The days when having a degree alone would guarantee you a job are over. However, I’m sure you are all aware of this fact, considering we seem to be bombarded with messages such as this on a daily basis. For that reason, the focus of this blog will not be to discourage you or warn of the increased competition out there, but rather to inform you of what you can do while you are in school to help you land the job you want after graduation.
1. Get work experience – part-time employment, seasonal employment, service-learning, volunteer, practicum/internship
When considering candidates, employers are primarily looking for relevant work experience and transferable skills. When trying out a possible career field through an internship, part-time experience, volunteer opportunity, etc., it’s okay if you learn that the work is not something you enjoy or are interested in. It is certainly better to find this information out before graduation. Get as much work experience as possible in college (while also maintaining a solid GPA) in order to improve your skill set to market to employers. Generally, the skills obtained carry more weight to employers than the position’s title
2. Engage in student activities
Take advantage of the numerous opportunities available on campus. While being involved in student activities will not solely determine whether or not an employer chooses to hire you, it does help set you apart. Engaging in student activities demonstrates that you have communication skills, interpersonal skills, time-management skills (due to juggling multiple duties, i.e., school, extracurriculars, etc.), teamwork skills, motivation, and leadership skills (if you choose to assume a leadership position within an organization); all of which are important skills employers are looking for in applicants.
3. Stay focused on your goals
Have fun and enjoy your time in college, but remember to focus considerable energy toward career goals. Do not lose sight of why you are in college. This is a time to develop and realize one’s potential. Remember to always put your best foot forward.
4. Prepare a professional cover letter and résumé
Gaining relevant work experience can only get you so far; it is important to also market yourself well to employers. When writing a cover letter and résumé, be confident. E.g., in a cover letter, do not include statements such as, “I think I am the best candidate for the position.” Instead say, “I am the best candidate for the position,” and then explain why. Your cover letter and résumé will be the first impression an employer has of you. Make sure it sells your skills effectively.
(Visit the Career Center for more information on preparing a professional cover letter and résumé.)
5. Practice your interview skills
While there is no way to predict the exact questions that an employer will ask, it is helpful to prepare answers to general interview questions. You may want to refer to this list of common interview questions and tips on how to answer them: http://www.usatoday.com/careers/resources/interviewcommon.htm
Know your résumé and be prepared to give examples explaining your statements. When the interviewer asks if you have any questions at the end, make sure you do! Show your interest in the company and position.

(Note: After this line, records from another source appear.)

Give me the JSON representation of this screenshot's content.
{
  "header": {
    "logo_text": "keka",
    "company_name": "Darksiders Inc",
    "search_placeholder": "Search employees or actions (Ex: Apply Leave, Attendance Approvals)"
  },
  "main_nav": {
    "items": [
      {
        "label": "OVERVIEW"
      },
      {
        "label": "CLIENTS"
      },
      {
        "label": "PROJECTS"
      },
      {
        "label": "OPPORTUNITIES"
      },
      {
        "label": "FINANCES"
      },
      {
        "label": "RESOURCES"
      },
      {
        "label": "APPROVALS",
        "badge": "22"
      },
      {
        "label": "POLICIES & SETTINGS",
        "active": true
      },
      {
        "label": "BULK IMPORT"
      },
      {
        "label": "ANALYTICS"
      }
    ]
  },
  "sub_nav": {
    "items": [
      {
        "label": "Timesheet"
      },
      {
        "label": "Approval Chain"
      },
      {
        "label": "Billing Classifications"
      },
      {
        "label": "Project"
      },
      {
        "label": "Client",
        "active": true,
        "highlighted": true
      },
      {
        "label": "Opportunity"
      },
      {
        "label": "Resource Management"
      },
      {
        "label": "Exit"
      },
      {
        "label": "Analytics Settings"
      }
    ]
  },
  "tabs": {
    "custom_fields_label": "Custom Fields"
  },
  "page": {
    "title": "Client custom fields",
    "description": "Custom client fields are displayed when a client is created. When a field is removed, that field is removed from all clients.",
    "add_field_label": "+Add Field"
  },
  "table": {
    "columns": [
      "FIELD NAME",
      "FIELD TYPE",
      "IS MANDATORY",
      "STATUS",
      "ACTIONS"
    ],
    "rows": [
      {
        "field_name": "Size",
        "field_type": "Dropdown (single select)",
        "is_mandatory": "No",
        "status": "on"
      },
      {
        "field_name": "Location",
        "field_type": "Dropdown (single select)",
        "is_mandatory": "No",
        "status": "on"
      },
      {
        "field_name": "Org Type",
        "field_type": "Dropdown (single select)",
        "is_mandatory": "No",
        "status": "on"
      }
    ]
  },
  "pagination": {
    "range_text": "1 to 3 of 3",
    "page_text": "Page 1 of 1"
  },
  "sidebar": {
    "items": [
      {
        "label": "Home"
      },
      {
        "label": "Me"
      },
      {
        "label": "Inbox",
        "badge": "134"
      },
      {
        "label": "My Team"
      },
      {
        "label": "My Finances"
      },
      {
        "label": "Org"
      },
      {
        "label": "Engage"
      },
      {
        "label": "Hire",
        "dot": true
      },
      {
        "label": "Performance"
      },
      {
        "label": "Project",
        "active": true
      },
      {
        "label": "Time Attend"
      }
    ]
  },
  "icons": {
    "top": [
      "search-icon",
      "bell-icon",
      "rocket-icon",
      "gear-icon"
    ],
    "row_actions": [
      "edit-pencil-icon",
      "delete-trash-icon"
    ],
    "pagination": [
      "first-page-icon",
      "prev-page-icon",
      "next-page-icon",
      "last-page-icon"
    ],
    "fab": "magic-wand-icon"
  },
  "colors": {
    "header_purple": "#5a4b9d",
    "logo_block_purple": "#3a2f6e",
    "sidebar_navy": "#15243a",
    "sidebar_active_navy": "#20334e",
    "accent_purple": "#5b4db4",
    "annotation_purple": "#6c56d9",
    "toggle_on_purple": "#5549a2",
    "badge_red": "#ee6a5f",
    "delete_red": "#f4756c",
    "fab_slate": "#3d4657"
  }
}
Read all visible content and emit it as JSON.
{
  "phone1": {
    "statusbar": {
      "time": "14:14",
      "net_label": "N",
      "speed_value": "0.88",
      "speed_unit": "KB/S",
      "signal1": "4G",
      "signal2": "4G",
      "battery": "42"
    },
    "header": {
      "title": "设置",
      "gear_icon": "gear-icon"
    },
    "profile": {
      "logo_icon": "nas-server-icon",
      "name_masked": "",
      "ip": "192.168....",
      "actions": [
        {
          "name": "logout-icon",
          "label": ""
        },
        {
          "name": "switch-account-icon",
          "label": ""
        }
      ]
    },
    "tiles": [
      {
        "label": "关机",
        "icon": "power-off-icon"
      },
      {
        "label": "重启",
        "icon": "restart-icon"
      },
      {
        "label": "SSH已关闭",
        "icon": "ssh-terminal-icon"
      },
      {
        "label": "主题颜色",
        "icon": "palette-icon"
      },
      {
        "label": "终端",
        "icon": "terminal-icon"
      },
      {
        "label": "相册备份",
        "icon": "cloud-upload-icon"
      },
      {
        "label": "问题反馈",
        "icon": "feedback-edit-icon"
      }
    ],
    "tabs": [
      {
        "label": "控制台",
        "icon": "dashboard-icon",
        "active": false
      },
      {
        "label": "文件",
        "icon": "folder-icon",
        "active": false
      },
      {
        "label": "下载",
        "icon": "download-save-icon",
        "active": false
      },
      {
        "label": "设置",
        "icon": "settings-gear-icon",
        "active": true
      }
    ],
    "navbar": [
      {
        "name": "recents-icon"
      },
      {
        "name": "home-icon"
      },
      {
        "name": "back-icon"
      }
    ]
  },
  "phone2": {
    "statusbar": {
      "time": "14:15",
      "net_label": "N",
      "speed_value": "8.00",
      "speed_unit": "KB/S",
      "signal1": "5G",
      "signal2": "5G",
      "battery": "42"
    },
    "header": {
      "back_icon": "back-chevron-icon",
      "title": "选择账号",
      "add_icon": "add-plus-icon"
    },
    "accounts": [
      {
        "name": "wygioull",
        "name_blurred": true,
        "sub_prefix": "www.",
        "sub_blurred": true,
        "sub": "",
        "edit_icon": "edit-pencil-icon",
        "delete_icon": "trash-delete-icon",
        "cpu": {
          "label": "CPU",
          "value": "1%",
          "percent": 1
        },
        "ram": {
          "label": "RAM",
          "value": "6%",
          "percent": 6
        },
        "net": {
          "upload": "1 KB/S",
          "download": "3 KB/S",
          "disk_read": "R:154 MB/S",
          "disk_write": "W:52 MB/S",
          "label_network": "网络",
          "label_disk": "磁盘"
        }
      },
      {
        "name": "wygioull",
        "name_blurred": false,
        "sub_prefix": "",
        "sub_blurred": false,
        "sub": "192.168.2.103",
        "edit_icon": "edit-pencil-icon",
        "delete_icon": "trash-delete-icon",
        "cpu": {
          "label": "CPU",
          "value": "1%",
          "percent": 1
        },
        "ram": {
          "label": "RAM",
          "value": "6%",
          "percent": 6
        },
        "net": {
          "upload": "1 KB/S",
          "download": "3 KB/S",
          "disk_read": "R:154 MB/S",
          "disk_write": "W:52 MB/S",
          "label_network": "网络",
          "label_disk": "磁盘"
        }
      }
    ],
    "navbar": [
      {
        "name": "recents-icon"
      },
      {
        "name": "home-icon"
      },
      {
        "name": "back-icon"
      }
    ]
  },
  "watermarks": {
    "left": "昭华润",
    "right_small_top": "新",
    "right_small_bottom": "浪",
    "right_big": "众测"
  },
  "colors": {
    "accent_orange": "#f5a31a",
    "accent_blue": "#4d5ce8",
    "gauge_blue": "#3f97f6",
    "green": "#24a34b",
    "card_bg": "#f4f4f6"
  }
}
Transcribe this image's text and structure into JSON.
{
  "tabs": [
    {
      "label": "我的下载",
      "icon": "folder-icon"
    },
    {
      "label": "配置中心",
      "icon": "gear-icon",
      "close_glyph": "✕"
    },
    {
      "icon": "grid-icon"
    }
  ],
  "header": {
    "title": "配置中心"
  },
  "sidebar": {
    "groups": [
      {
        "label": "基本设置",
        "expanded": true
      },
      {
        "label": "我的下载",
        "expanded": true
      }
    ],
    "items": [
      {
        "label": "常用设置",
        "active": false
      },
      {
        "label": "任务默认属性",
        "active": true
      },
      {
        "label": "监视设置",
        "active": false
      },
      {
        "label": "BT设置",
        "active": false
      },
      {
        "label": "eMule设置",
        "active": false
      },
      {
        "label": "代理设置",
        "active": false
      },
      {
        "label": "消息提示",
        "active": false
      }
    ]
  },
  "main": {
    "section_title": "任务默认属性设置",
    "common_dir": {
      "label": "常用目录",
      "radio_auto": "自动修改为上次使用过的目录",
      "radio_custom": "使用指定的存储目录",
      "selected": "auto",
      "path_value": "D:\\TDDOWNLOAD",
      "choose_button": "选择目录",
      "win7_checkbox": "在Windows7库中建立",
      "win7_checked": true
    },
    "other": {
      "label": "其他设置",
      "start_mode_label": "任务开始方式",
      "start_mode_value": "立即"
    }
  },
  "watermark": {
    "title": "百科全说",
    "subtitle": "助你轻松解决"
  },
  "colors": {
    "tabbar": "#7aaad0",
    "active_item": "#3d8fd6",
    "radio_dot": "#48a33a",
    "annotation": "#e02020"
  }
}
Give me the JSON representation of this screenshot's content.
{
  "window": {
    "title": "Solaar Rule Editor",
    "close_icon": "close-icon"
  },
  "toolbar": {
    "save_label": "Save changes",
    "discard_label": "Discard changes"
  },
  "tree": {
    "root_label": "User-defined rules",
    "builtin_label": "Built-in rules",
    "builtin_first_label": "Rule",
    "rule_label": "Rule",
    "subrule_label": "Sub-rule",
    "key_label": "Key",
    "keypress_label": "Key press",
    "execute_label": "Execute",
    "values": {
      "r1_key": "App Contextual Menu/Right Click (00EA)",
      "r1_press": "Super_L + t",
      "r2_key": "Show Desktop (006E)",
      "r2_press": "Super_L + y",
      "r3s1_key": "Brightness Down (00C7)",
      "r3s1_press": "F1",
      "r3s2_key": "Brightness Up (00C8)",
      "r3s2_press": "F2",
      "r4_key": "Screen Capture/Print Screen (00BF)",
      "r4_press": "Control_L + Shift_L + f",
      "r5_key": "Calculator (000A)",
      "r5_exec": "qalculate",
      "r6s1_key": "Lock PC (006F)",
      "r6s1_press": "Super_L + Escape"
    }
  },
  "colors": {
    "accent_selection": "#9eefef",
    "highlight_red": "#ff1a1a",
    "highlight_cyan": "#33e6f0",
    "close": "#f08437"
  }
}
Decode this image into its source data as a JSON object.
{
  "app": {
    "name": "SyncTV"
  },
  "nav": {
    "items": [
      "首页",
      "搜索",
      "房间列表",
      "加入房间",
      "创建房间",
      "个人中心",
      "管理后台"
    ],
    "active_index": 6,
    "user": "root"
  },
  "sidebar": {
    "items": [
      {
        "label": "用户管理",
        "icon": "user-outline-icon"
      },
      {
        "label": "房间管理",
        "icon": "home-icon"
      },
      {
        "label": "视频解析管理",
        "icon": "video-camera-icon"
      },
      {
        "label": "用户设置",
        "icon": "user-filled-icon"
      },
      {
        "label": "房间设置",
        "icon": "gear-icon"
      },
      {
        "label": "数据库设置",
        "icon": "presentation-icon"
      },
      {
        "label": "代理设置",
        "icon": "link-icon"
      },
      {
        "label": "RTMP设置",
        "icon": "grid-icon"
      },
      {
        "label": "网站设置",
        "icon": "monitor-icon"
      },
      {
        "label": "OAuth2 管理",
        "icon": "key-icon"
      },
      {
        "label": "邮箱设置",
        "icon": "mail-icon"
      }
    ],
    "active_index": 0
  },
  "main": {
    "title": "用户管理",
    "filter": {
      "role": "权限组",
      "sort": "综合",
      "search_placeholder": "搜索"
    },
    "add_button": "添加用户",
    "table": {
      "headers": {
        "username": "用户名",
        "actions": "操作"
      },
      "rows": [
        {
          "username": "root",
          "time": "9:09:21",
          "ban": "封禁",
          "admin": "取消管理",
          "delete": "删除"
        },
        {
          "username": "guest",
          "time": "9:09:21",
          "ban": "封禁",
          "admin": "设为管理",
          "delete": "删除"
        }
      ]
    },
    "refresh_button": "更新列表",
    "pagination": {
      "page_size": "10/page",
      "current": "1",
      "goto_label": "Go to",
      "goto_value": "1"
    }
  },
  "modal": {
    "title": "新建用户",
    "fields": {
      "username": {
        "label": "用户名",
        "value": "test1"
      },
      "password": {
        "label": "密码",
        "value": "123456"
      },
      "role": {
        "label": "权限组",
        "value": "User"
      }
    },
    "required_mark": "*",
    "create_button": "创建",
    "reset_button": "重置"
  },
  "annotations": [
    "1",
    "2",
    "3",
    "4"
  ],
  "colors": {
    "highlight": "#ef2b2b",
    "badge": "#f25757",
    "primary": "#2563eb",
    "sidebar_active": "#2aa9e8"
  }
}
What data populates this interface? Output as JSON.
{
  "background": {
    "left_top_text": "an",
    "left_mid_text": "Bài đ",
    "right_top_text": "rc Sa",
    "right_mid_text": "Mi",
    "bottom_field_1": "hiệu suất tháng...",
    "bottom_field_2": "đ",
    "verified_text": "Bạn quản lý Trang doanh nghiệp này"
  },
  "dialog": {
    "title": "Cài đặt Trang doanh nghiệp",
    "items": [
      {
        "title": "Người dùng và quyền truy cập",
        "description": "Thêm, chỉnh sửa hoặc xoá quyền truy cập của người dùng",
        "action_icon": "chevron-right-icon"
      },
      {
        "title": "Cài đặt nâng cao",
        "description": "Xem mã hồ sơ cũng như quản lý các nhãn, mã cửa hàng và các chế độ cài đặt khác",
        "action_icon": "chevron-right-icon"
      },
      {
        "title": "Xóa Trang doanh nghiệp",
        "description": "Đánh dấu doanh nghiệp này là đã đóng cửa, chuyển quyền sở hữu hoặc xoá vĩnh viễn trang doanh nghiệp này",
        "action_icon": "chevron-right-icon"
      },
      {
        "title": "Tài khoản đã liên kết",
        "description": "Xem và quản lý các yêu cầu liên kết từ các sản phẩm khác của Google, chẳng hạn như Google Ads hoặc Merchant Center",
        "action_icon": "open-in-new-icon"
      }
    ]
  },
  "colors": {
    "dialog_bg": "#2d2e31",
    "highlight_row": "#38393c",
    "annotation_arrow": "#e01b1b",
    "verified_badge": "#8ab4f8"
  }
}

Additionally, dress appropriately and professionally. If in doubt, always overdress. Arrive 10 minutes early. When meeting the interviewer, give a firm handshake and smile.
(The Career Center can help you practice these interview skills and give recommendations to help you market yourself most effectively.)
6. Use the powers of networking
While in college, gather a network of professionals (professors, supervisors, peers, etc.) to which you can call upon as a reference and/or to inform you of possible job openings. Join professional organizations related to your career interests and utilize this resource to meet others in your field. These connections can provide valuable advice and information that will help you locate positions and companies you would enjoy. References are crucially important for applicants, and in some cases, you may land a position via networking before it is even open to the public.
7. Why you?
Think of ways to demonstrate how you stand out from the rest of the candidates. Let them know why they should hire you. Spend substantial time soul searching and trying to delve into this question; it could seal the deal on landing the job you want.
8. Do not give up
Lastly, and most importantly, never give up. Keep sight of your dreams and find a way to make them reality. It will probably be a long, tedious journey, but once you reach your goal, it will all be worth it.
John C. Maxwell, author of Failing Forward: Turning Mistakes into Stepping Stones for Success, says, “Success is not a destination. It is the journey you take.” The decisions you make in your day-to-day life are what make you successful. If you are working through these steps listed above and exerting your best effort, you are already on the pathway to success. Stay determined and you will land the job you want that will set you on your career path.
Emily Clark, Practicum Student – M.S. in Student Affairs in Higher Education